Earlier this year, Republicans celebrated a narrow win with the expansion of the 529 college savings plan, a policy which is a “tax-advantaged savings plan designed to encourage saving for future education costs” [9]. This expansion will cover religious, private, and public schools in order to coincide with school choice goals.



A proposed solution which could gain bipartisan support is more funding and investing in the traditional public school system, the same system that resulted in the creation of alternative education. While some alternative schools, in certain regions, solve some of the problems which weaken traditional schools, it’s clear that public schools are still not up to speed nationally. At the national level, federal funds should trickle down to the states to fund traditional education initiatives that can ensure quality to traditional schools while charter schools grow.

Splitting resources for an already underfunded system will only cause more conflict and tension amongst the different types of schools that arise. However, since traditional schools are more plentiful and serve more kids nationally than alternative school models, funds should be appropriated for them to make necessary changes which help alternative school models succeed.
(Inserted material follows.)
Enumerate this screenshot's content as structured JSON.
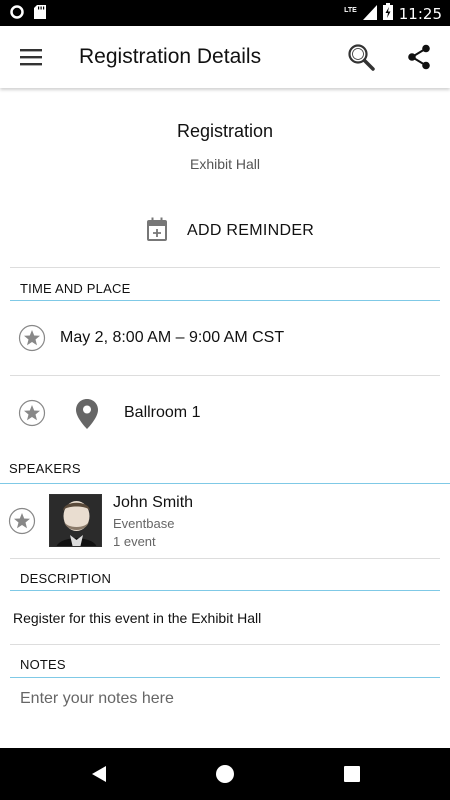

Take Action:

  • If you want to learn more about the arguments for school choice and facts about the Californian education system specifically, make sure to check out EdVoice (, a non-profit that advocates for school equity in California.
  • Watch this informative video about the battle between charter schools and traditional schools in Florida:
  • This video tackles the question of charter schools monopolizing public resources in New York City:



  1. Sanchez, C. (2017, March 01). Just What IS A Charter School, Anyway? Retrieved from
  2. Davis, J. H. (2017, December 21). President Obama Signs Into Law a Rewrite of No Child Left Behind. Retrieved December 10, 2015, from
  3. Russell, J., & Solis, R. V. (2015, December 09). How will the Every Student Succeeds Act affect school choice? Retrieved from
  4. Charter Schools Bring Parties Together. (n.d.). Retrieved from
  5. Pelto, J. (2017, February 10). Beware of Trump and DeVos’ grand plan to privatize public education. Retrieved from
  6. California Facts | Education | See The Facts. (n.d.). Retrieved from
  7. Charter School FAQ. (n.d.). Retrieved from
  8. Bump, P. (2018, March 12). Analysis | Why it was so easy for ’60 Minutes’ to rebut Betsy DeVos’s charter-school arguments. Retrieved from
  9. Report Finds Public Charter Schools More Cost Effective Than Traditional Public School Counterparts. (n.d.). Retrieved from
  10. The cost of charter growth: New research estimates the price tag for districts. (2018, January 10). Retrieved from
  11. L., F., H., S., & D., J. (2017, December 06). The Fiscal Externalities of Charter Schools: Evidence from North Carolina. Retrieved from
  12. An Introduction to 529 Plans. (2018, May 29). Retrieved from



Cassandra Morales is a Political Science and Anthropology student at Wellesley College. In addition to being a Policy Corner Writer for PVNN, she dedicates her time working with the largest Latinx-run organization at Wellesley - MEZCLA - as Political Action Chair. As a daughter of immigrants and a first-generation college student, she has strong ambitions to fight for social equality and the rights of marginalized communities. She considers herself socially and fiscally liberal, with a willingness to debate with an open-mind. As a writer, she is mostly focused on health care, race relations, and civil rights.